In a time and place like 2020, I’m sure I’m not the only person who not only craves for things to go back to some semblance of normality and homogeneity, but also tries to simultaneously avoid the monotonous nature and constant groundhog days we’ve collectively experienced for the past six months.
There’s a fine line to be tread between wanting change and being able to remove yourself from the safety blanket you currently experience. For bands like Future Islands, their safety blanket is the sound they’ve ever so slowly curated since forming in 2006, while the unknown is what fans will think of their new album As Long As You Are. Returning three years since their The Far Field release, Future Islands are back with their now universally recognisable synth-driven sound, whilst also looking to embrace intimate and small changes to re-awaken themselves from the repetitive and cyclical times of 2020.
Having made a name for themselves on the back of their live performances and the outgoing nature of frontman Samuel Herring when behind the mic, As Long As You Are is Future Islands near to their euphoric best.
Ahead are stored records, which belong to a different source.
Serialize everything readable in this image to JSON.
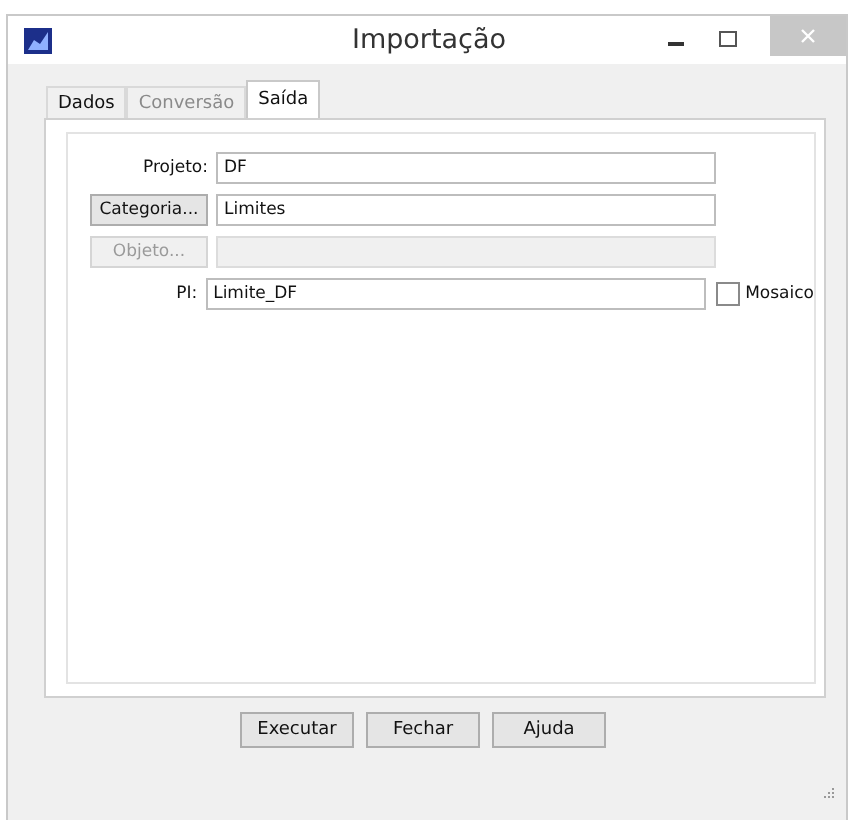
{
  "window": {
    "title": "Importação"
  },
  "tabs": [
    {
      "label": "Dados",
      "selected": false,
      "disabled": false
    },
    {
      "label": "Conversão",
      "selected": false,
      "disabled": true
    },
    {
      "label": "Saída",
      "selected": true,
      "disabled": false
    }
  ],
  "fields": [
    {
      "kind": "label",
      "label": "Projeto:",
      "value": "DF",
      "disabled": false
    },
    {
      "kind": "button",
      "label": "Categoria...",
      "value": "Limites",
      "disabled": false
    },
    {
      "kind": "button",
      "label": "Objeto...",
      "disabled": true
    },
    {
      "kind": "label",
      "label": "PI:",
      "value": "Limite_DF",
      "disabled": false,
      "checkbox": {
        "label": "Mosaico",
        "checked": false
      }
    }
  ],
  "buttons": [
    "Executar",
    "Fechar",
    "Ajuda"
  ]
}
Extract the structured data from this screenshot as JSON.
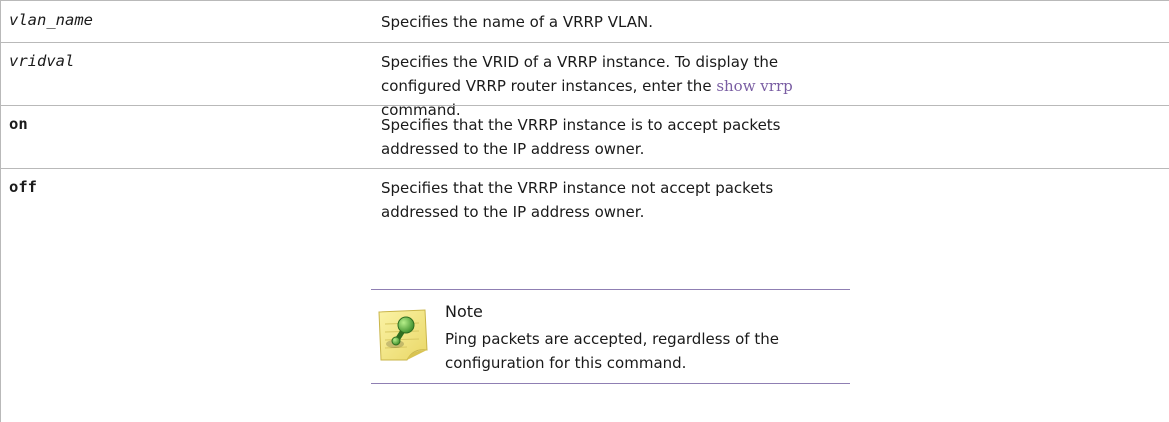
{
  "rows": [
    {
      "term": "vlan_name",
      "description": "Specifies the name of a VRRP VLAN."
    },
    {
      "term": "vridval",
      "description_before": "Specifies the VRID of a VRRP instance. To display the configured VRRP router instances, enter the ",
      "command": "show vrrp",
      "description_after": " command."
    },
    {
      "term": "on",
      "description": "Specifies that the VRRP instance is to accept packets addressed to the IP address owner."
    },
    {
      "term": "off",
      "description": "Specifies that the VRRP instance not accept packets addressed to the IP address owner."
    }
  ],
  "note": {
    "icon": "note-icon",
    "title": "Note",
    "body": "Ping packets are accepted, regardless of the configuration for this command."
  },
  "colors": {
    "border": "#b9b9b9",
    "command_link": "#7a5ea3",
    "note_rule": "#8f7fb3"
  }
}
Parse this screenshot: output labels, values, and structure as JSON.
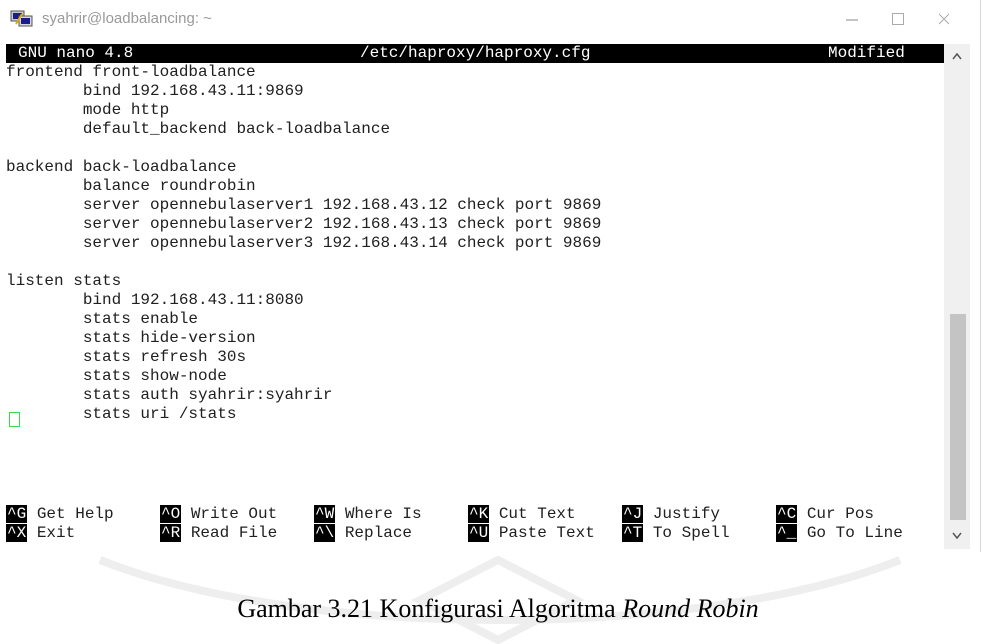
{
  "window": {
    "title": "syahrir@loadbalancing: ~",
    "icons": {
      "app": "putty-icon",
      "minimize": "minimize-icon",
      "maximize": "maximize-icon",
      "close": "close-icon"
    }
  },
  "nano": {
    "version": "GNU nano 4.8",
    "filename": "/etc/haproxy/haproxy.cfg",
    "status": "Modified"
  },
  "config_lines": [
    "frontend front-loadbalance",
    "        bind 192.168.43.11:9869",
    "        mode http",
    "        default_backend back-loadbalance",
    "",
    "backend back-loadbalance",
    "        balance roundrobin",
    "        server opennebulaserver1 192.168.43.12 check port 9869",
    "        server opennebulaserver2 192.168.43.13 check port 9869",
    "        server opennebulaserver3 192.168.43.14 check port 9869",
    "",
    "listen stats",
    "        bind 192.168.43.11:8080",
    "        stats enable",
    "        stats hide-version",
    "        stats refresh 30s",
    "        stats show-node",
    "        stats auth syahrir:syahrir",
    "        stats uri /stats"
  ],
  "shortcuts_row1": [
    {
      "key": "^G",
      "label": "Get Help"
    },
    {
      "key": "^O",
      "label": "Write Out"
    },
    {
      "key": "^W",
      "label": "Where Is"
    },
    {
      "key": "^K",
      "label": "Cut Text"
    },
    {
      "key": "^J",
      "label": "Justify"
    },
    {
      "key": "^C",
      "label": "Cur Pos"
    }
  ],
  "shortcuts_row2": [
    {
      "key": "^X",
      "label": "Exit"
    },
    {
      "key": "^R",
      "label": "Read File"
    },
    {
      "key": "^\\",
      "label": "Replace"
    },
    {
      "key": "^U",
      "label": "Paste Text"
    },
    {
      "key": "^T",
      "label": "To Spell"
    },
    {
      "key": "^_",
      "label": "Go To Line"
    }
  ],
  "caption": {
    "prefix": "Gambar 3.21 Konfigurasi Algoritma ",
    "emphasis": "Round Robin"
  },
  "colors": {
    "cursor": "#3fd64f",
    "header_bg": "#000000",
    "header_fg": "#ffffff"
  }
}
You know those songs that you can picture in a live setting, with the singer putting their all into the moment as the drama of the song’s 4 minutes sweeps through the venue? As Long As You Are is full of those moments.
Lead single “For Sure” is as close to their break out single “Seasons (Waiting on You)” as you’d want to be without admitting to just copying it entirely. It has the trademark jangly synth and bouncing bass, up-tempo chorus, and signature guttural vocal notoriety of Herring. Put simply you can definitely picture this being performed live, as the crowd struts along and the sweat beads from Herring’s brow.
The ever-present bass from “For Sure” returns on “Born in a War” as the album clicks into gear and you well and truly realise how much you’ve missed seeing this band at a festival. The traumatised vocals over the closing minute is the track at its peak.
Future Islands are now a fully-fledged four-piece having formally and permanently brought in drummer Mike Lowry. This has opened the band’s potential up as they’ve taken on co-producing responsibilities on an album for the first time. With this added responsibility and inspired influence in their sound, there is a surprising layer added to their tracks, shown most notably on “City’s Face”. Touching on a past relationship that finished in frustration, “City’s Face” is that moment you look back and finally notice all the red flags you’d spent the entirety of the relationship trying to avoid.
Kicking back into gear with the 80’s inspired “Waking”, it has a definite The Cure vibe to it, with the bass once more proving to be the hero of the track. Written introspectively and reflectively, it touches on the need to give a little bit of self-love instead of focusing all your efforts on others. It’s a truly fun moment on As Long As You Are. Leading with the theme of water and the need to not drown/ tread water, “The Painter” is a great middle-ground for the album, as it highlights the danceable moments of the release, whilst touching on more serious themes and motifs.
Without a doubt, the best song on the album is “Plastic Beach”, with a relentless hi-hat throughout the chorus as the vocals of Herring effortlessly deliver just under four minutes of glory. It has that classic stadium rock sound to it, in the same vein of Gang of Youths, The War on Drugs and even a little bit of Springsteen. The closing minute is an absolute victory. As Long As You Are closes out on “Hit The Coast”, which is once more a song that straddles the euphoria driven bass you’ve come to expect from Future Islands, whilst leaning a little more into an indulgent and reflective sound.
Released at a time where people want to see change and are sick of the same-old same-old, As Long As You Are is a reminder that, yes, change is good and needed for growth, but will only ever occur once you embrace change and leave behind the safety blanket you’ve come so accustomed to.
FOUR STARS OUT OF FIVE
As Long As You Are is out Friday 9 October.